Bottom Line: We were able to obtain reproducible results with as little as 5 x 10(4) cells per DNaseI treatment.Our results broadly matched those previously reported by the ENCODE project, and both technical and biological replicates showed high correlations, indicating the sensitivity and reproducibility of this method.This method is quick and easy and results can be obtained within 48 hours after harvesting of cells or tissues.

View Article: PubMed Central - HTML - PubMed

Affiliation: Murdoch Children's Research Institute and Department of Paediatrics, University of Melbourne, Royal Children's Hospital, Parkville, VIC, Australia.
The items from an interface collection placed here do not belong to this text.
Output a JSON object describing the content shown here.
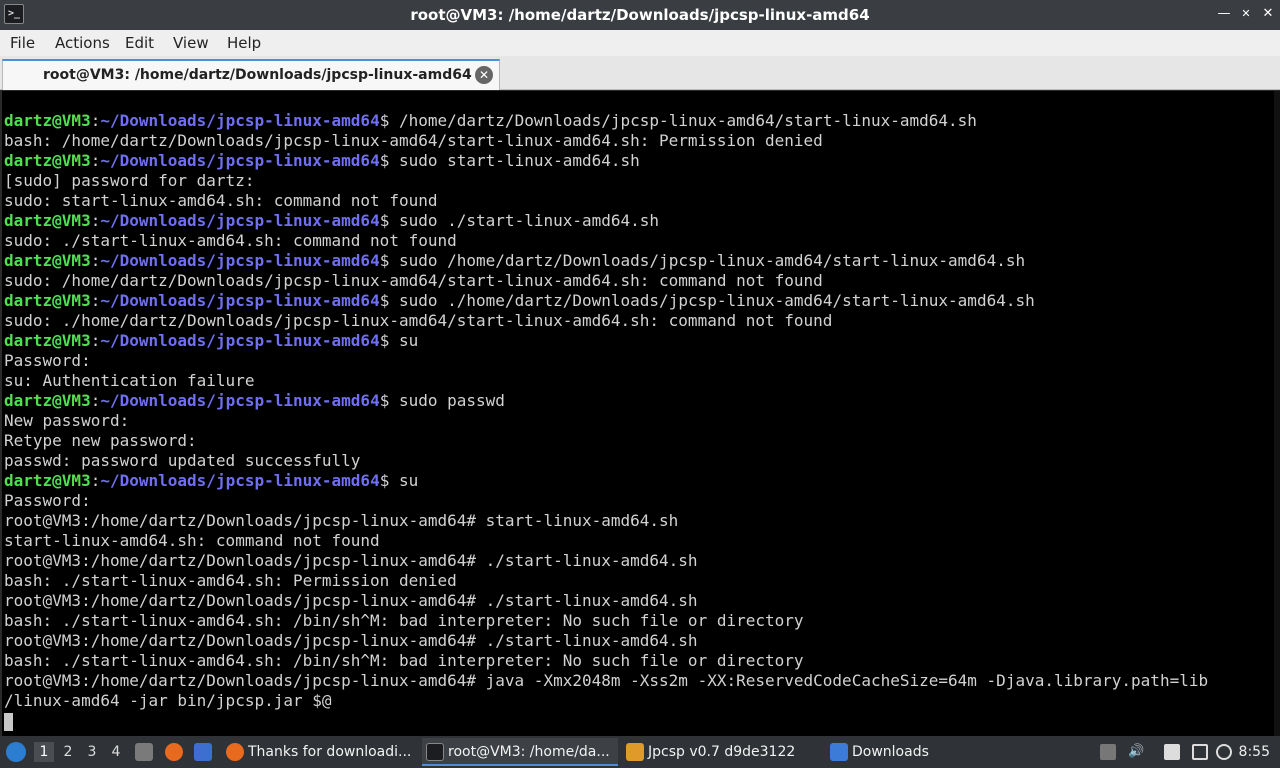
{
  "window": {
    "title": "root@VM3: /home/dartz/Downloads/jpcsp-linux-amd64",
    "app_icon": ">_",
    "minimize_glyph": "—",
    "maximize_glyph": "✕",
    "close_glyph": "✕"
  },
  "menu": {
    "file": "File",
    "actions": "Actions",
    "edit": "Edit",
    "view": "View",
    "help": "Help"
  },
  "tab": {
    "label": "root@VM3: /home/dartz/Downloads/jpcsp-linux-amd64",
    "close_glyph": "✕"
  },
  "terminal": {
    "lines": [
      {
        "user": "dartz@VM3",
        "sep": ":",
        "path": "~/Downloads/jpcsp-linux-amd64",
        "cmd": "$ /home/dartz/Downloads/jpcsp-linux-amd64/start-linux-amd64.sh"
      },
      {
        "text": "bash: /home/dartz/Downloads/jpcsp-linux-amd64/start-linux-amd64.sh: Permission denied"
      },
      {
        "user": "dartz@VM3",
        "sep": ":",
        "path": "~/Downloads/jpcsp-linux-amd64",
        "cmd": "$ sudo start-linux-amd64.sh"
      },
      {
        "text": "[sudo] password for dartz:"
      },
      {
        "text": "sudo: start-linux-amd64.sh: command not found"
      },
      {
        "user": "dartz@VM3",
        "sep": ":",
        "path": "~/Downloads/jpcsp-linux-amd64",
        "cmd": "$ sudo ./start-linux-amd64.sh"
      },
      {
        "text": "sudo: ./start-linux-amd64.sh: command not found"
      },
      {
        "user": "dartz@VM3",
        "sep": ":",
        "path": "~/Downloads/jpcsp-linux-amd64",
        "cmd": "$ sudo /home/dartz/Downloads/jpcsp-linux-amd64/start-linux-amd64.sh"
      },
      {
        "text": "sudo: /home/dartz/Downloads/jpcsp-linux-amd64/start-linux-amd64.sh: command not found"
      },
      {
        "user": "dartz@VM3",
        "sep": ":",
        "path": "~/Downloads/jpcsp-linux-amd64",
        "cmd": "$ sudo ./home/dartz/Downloads/jpcsp-linux-amd64/start-linux-amd64.sh"
      },
      {
        "text": "sudo: ./home/dartz/Downloads/jpcsp-linux-amd64/start-linux-amd64.sh: command not found"
      },
      {
        "user": "dartz@VM3",
        "sep": ":",
        "path": "~/Downloads/jpcsp-linux-amd64",
        "cmd": "$ su"
      },
      {
        "text": "Password:"
      },
      {
        "text": "su: Authentication failure"
      },
      {
        "user": "dartz@VM3",
        "sep": ":",
        "path": "~/Downloads/jpcsp-linux-amd64",
        "cmd": "$ sudo passwd"
      },
      {
        "text": "New password:"
      },
      {
        "text": "Retype new password:"
      },
      {
        "text": "passwd: password updated successfully"
      },
      {
        "user": "dartz@VM3",
        "sep": ":",
        "path": "~/Downloads/jpcsp-linux-amd64",
        "cmd": "$ su"
      },
      {
        "text": "Password:"
      },
      {
        "text": "root@VM3:/home/dartz/Downloads/jpcsp-linux-amd64# start-linux-amd64.sh"
      },
      {
        "text": "start-linux-amd64.sh: command not found"
      },
      {
        "text": "root@VM3:/home/dartz/Downloads/jpcsp-linux-amd64# ./start-linux-amd64.sh"
      },
      {
        "text": "bash: ./start-linux-amd64.sh: Permission denied"
      },
      {
        "text": "root@VM3:/home/dartz/Downloads/jpcsp-linux-amd64# ./start-linux-amd64.sh"
      },
      {
        "text": "bash: ./start-linux-amd64.sh: /bin/sh^M: bad interpreter: No such file or directory"
      },
      {
        "text": "root@VM3:/home/dartz/Downloads/jpcsp-linux-amd64# ./start-linux-amd64.sh"
      },
      {
        "text": "bash: ./start-linux-amd64.sh: /bin/sh^M: bad interpreter: No such file or directory"
      },
      {
        "text": "root@VM3:/home/dartz/Downloads/jpcsp-linux-amd64# java -Xmx2048m -Xss2m -XX:ReservedCodeCacheSize=64m -Djava.library.path=lib"
      },
      {
        "text": "/linux-amd64 -jar bin/jpcsp.jar $@"
      }
    ],
    "colors": {
      "user": "#4fe04f",
      "path": "#6f6ff0",
      "text": "#d2d2d2",
      "background": "#000000"
    }
  },
  "taskbar": {
    "workspaces": [
      "1",
      "2",
      "3",
      "4"
    ],
    "active_workspace": "1",
    "tasks": [
      {
        "label": "Thanks for downloadi...",
        "icon": "firefox-icon"
      },
      {
        "label": "root@VM3: /home/da...",
        "icon": "terminal-icon",
        "active": true
      },
      {
        "label": "Jpcsp v0.7 d9de3122",
        "icon": "java-icon"
      },
      {
        "label": "Downloads",
        "icon": "folder-icon"
      }
    ],
    "clock": "8:55"
  }
}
ABSTRACT

Background: Mapping DNaseI hypersensitive sites is commonly used to identify regulatory regions in the genome. However, currently available methods are either time consuming and laborious, expensive or require large numbers of cells. We aimed to develop a quick and straightforward method for the analysis of DNaseI hypersensitive sites that overcomes these problems.

Results: We have developed a modified Multiplex Ligation-dependent Probe Amplification (MLPA) approach for the identification and analysis of genomic regulatory regions. The utility of this approach was demonstrated by simultaneously analysing 20 loci from the ENCODE project for DNaseI hypersensitivity in a range of different cell lines. We were able to obtain reproducible results with as little as 5 x 10(4) cells per DNaseI treatment. Our results broadly matched those previously reported by the ENCODE project, and both technical and biological replicates showed high correlations, indicating the sensitivity and reproducibility of this method.

Conclusion: This new method will considerably facilitate the identification and analysis of DNaseI hypersensitive sites. Due to the multiplexing potential of MLPA (up to 50 loci can be examined) it is possible to analyse dozens of DNaseI hypersensitive sites in a single reaction. Furthermore, the high sensitivity of MLPA means that fewer than 10(5) cells per DNaseI treatment can be used, allowing the discovery and analysis of tissue specific regulatory regions without the need for pooling. This method is quick and easy and results can be obtained within 48 hours after harvesting of cells or tissues. As no special equipment is required, this method can be applied by any laboratory interested in the analysis of DNaseI hypersensitive regions.

Show MeSH
Related in: MedlinePlus